The answer should match the records character for character.

┌──

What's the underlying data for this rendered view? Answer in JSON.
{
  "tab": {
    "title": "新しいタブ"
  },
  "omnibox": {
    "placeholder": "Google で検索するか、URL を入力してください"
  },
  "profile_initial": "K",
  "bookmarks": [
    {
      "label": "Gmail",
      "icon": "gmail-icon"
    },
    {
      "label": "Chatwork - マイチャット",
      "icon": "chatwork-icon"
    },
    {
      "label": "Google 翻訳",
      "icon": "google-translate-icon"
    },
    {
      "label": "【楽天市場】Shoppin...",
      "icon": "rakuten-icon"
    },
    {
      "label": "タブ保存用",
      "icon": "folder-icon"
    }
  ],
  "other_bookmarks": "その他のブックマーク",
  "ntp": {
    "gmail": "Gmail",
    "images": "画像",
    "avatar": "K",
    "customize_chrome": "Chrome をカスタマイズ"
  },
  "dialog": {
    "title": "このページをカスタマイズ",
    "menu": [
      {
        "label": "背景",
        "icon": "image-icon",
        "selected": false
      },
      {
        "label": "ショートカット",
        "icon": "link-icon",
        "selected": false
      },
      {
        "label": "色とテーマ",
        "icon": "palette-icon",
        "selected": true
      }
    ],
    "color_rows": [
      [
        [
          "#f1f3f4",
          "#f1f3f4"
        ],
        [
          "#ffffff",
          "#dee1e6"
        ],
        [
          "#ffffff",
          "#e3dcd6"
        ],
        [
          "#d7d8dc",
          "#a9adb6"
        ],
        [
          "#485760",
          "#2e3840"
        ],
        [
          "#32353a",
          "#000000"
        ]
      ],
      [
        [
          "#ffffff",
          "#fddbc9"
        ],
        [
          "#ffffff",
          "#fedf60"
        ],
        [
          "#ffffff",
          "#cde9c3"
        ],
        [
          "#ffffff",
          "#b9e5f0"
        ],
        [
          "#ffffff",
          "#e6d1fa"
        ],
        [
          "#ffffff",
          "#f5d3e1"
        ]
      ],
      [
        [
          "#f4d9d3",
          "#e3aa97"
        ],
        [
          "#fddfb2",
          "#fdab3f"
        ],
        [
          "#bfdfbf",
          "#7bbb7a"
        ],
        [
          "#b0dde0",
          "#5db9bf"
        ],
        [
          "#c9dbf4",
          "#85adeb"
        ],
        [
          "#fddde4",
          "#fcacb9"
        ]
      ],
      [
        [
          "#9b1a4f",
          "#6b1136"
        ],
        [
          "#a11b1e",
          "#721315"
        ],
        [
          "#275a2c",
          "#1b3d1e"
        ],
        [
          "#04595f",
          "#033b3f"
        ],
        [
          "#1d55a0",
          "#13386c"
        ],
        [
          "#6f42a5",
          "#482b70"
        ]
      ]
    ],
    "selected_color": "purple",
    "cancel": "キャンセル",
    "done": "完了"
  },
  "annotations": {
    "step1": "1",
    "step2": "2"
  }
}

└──

**Solution**
What's the underlying data for this rendered view? Answer in JSON.
{
  "tab": {
    "title": "新しいタブ"
  },
  "omnibox": {
    "placeholder": "Google で検索するか、URL を入力してください"
  },
  "profile_initial": "K",
  "bookmarks": [
    {
      "label": "Gmail",
      "icon": "gmail-icon"
    },
    {
      "label": "Chatwork - マイチャット",
      "icon": "chatwork-icon"
    },
    {
      "label": "Google 翻訳",
      "icon": "google-translate-icon"
    },
    {
      "label": "【楽天市場】Shoppin...",
      "icon": "rakuten-icon"
    },
    {
      "label": "タブ保存用",
      "icon": "folder-icon"
    }
  ],
  "other_bookmarks": "その他のブックマーク",
  "ntp": {
    "gmail": "Gmail",
    "images": "画像",
    "avatar": "K",
    "customize_chrome": "Chrome をカスタマイズ"
  },
  "dialog": {
    "title": "このページをカスタマイズ",
    "menu": [
      {
        "label": "背景",
        "icon": "image-icon",
        "selected": false
      },
      {
        "label": "ショートカット",
        "icon": "link-icon",
        "selected": false
      },
      {
        "label": "色とテーマ",
        "icon": "palette-icon",
        "selected": true
      }
    ],
    "color_rows": [
      [
        [
          "#f1f3f4",
          "#f1f3f4"
        ],
        [
          "#ffffff",
          "#dee1e6"
        ],
        [
          "#ffffff",
          "#e3dcd6"
        ],
        [
          "#d7d8dc",
          "#a9adb6"
        ],
        [
          "#485760",
          "#2e3840"
        ],
        [
          "#32353a",
          "#000000"
        ]
      ],
      [
        [
          "#ffffff",
          "#fddbc9"
        ],
        [
          "#ffffff",
          "#fedf60"
        ],
        [
          "#ffffff",
          "#cde9c3"
        ],
        [
          "#ffffff",
          "#b9e5f0"
        ],
        [
          "#ffffff",
          "#e6d1fa"
        ],
        [
          "#ffffff",
          "#f5d3e1"
        ]
      ],
      [
        [
          "#f4d9d3",
          "#e3aa97"
        ],
        [
          "#fddfb2",
          "#fdab3f"
        ],
        [
          "#bfdfbf",
          "#7bbb7a"
        ],
        [
          "#b0dde0",
          "#5db9bf"
        ],
        [
          "#c9dbf4",
          "#85adeb"
        ],
        [
          "#fddde4",
          "#fcacb9"
        ]
      ],
      [
        [
          "#9b1a4f",
          "#6b1136"
        ],
        [
          "#a11b1e",
          "#721315"
        ],
        [
          "#275a2c",
          "#1b3d1e"
        ],
        [
          "#04595f",
          "#033b3f"
        ],
        [
          "#1d55a0",
          "#13386c"
        ],
        [
          "#6f42a5",
          "#482b70"
        ]
      ]
    ],
    "selected_color": "purple",
    "cancel": "キャンセル",
    "done": "完了"
  },
  "annotations": {
    "step1": "1",
    "step2": "2"
  }
}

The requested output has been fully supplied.